----- Available records -----

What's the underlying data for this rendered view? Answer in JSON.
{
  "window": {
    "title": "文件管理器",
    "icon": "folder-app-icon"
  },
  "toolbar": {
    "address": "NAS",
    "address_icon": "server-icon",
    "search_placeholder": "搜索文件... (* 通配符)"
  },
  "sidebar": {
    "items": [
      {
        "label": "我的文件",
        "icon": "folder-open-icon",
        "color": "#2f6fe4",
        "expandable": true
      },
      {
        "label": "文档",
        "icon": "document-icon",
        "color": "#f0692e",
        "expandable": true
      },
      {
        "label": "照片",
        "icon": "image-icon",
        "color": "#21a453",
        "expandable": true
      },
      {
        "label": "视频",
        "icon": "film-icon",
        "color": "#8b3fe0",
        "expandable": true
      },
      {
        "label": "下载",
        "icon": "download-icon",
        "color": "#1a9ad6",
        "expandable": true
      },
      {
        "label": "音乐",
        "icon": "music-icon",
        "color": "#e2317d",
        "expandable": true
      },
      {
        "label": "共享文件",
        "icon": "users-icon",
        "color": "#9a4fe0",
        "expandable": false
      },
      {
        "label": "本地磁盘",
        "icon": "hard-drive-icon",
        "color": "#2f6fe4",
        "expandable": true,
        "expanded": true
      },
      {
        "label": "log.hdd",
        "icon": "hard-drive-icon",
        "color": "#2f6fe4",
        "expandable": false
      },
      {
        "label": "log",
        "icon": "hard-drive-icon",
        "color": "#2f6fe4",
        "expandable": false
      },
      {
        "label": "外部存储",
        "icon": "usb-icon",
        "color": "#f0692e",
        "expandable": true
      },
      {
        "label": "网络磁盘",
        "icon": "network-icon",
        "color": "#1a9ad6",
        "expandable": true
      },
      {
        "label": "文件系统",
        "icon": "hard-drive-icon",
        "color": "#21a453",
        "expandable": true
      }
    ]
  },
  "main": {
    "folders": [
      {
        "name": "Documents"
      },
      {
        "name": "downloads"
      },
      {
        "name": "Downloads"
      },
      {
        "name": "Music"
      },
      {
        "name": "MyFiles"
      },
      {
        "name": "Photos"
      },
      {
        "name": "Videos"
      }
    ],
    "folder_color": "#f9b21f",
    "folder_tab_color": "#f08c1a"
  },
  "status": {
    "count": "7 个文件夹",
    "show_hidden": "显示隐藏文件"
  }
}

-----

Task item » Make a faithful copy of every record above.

Written answer »
What's the underlying data for this rendered view? Answer in JSON.
{
  "window": {
    "title": "文件管理器",
    "icon": "folder-app-icon"
  },
  "toolbar": {
    "address": "NAS",
    "address_icon": "server-icon",
    "search_placeholder": "搜索文件... (* 通配符)"
  },
  "sidebar": {
    "items": [
      {
        "label": "我的文件",
        "icon": "folder-open-icon",
        "color": "#2f6fe4",
        "expandable": true
      },
      {
        "label": "文档",
        "icon": "document-icon",
        "color": "#f0692e",
        "expandable": true
      },
      {
        "label": "照片",
        "icon": "image-icon",
        "color": "#21a453",
        "expandable": true
      },
      {
        "label": "视频",
        "icon": "film-icon",
        "color": "#8b3fe0",
        "expandable": true
      },
      {
        "label": "下载",
        "icon": "download-icon",
        "color": "#1a9ad6",
        "expandable": true
      },
      {
        "label": "音乐",
        "icon": "music-icon",
        "color": "#e2317d",
        "expandable": true
      },
      {
        "label": "共享文件",
        "icon": "users-icon",
        "color": "#9a4fe0",
        "expandable": false
      },
      {
        "label": "本地磁盘",
        "icon": "hard-drive-icon",
        "color": "#2f6fe4",
        "expandable": true,
        "expanded": true
      },
      {
        "label": "log.hdd",
        "icon": "hard-drive-icon",
        "color": "#2f6fe4",
        "expandable": false
      },
      {
        "label": "log",
        "icon": "hard-drive-icon",
        "color": "#2f6fe4",
        "expandable": false
      },
      {
        "label": "外部存储",
        "icon": "usb-icon",
        "color": "#f0692e",
        "expandable": true
      },
      {
        "label": "网络磁盘",
        "icon": "network-icon",
        "color": "#1a9ad6",
        "expandable": true
      },
      {
        "label": "文件系统",
        "icon": "hard-drive-icon",
        "color": "#21a453",
        "expandable": true
      }
    ]
  },
  "main": {
    "folders": [
      {
        "name": "Documents"
      },
      {
        "name": "downloads"
      },
      {
        "name": "Downloads"
      },
      {
        "name": "Music"
      },
      {
        "name": "MyFiles"
      },
      {
        "name": "Photos"
      },
      {
        "name": "Videos"
      }
    ],
    "folder_color": "#f9b21f",
    "folder_tab_color": "#f08c1a"
  },
  "status": {
    "count": "7 个文件夹",
    "show_hidden": "显示隐藏文件"
  }
}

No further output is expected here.